Tomb of I'timād-ud-Daulah is a Mughal mausoleum in the city of Agra in the Indian state of Uttar Pradesh. Often described as a "jewel box", sometimes called the "Baby Tāj", the tomb of I'timād-ud-Daulah is often regarded as a draft of the Tāj Mahal. Along with the main building, the structure consists of numerous outbuildings and gardens.
The mausoleum was commissioned by Nūr Jahān, the wife of Jahangir, for her father Mirzā Ghiyās Beg, originally a Persian Amir in exile, who had been given the title of I'timād-ud-Daulah (pillar of the state).
This tomb, built in the famed Char Bagh style is not a very large structure. The main chamber of Itmad ud Daulah is richly decorated with mosaics and semi precious stones inlaid in the white marble. The theme of wine flask with snakes as handles is a recurring one on the engraved walls of this chamber. The marble screens of geometric lattice work allows some gentle lighting.

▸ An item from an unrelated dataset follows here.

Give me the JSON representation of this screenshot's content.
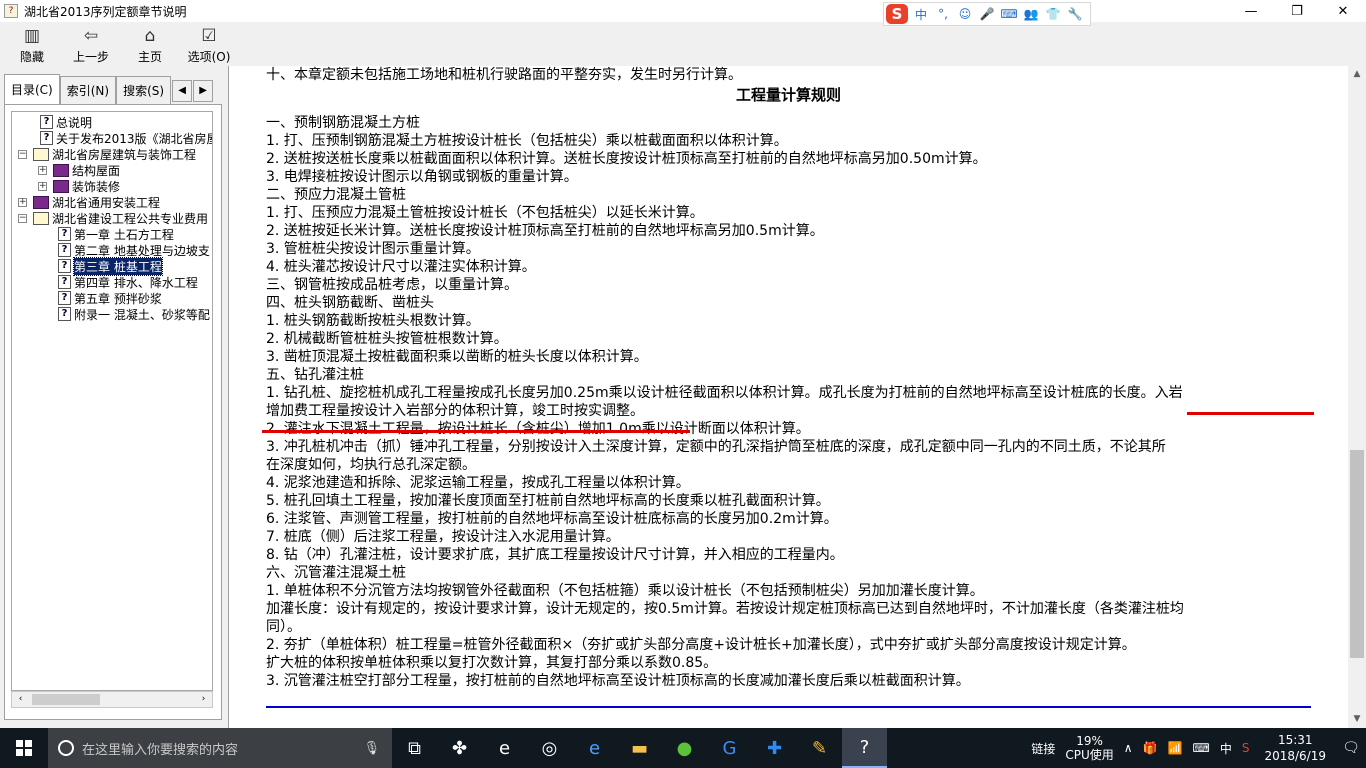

The Tomb of Itmad ud Daulah was built by Nur Jahan, wife of Jahangir, for her father Mirza Ghiyas-ud-din. This tomb in Agra is believed to have inspired the design of Taj Mahal. Ghiyas-ud-din died in 1622 and Nur Jahan built this mausoleum for her father. The tomb of Itmad ud Daulah is built entirely of white marble.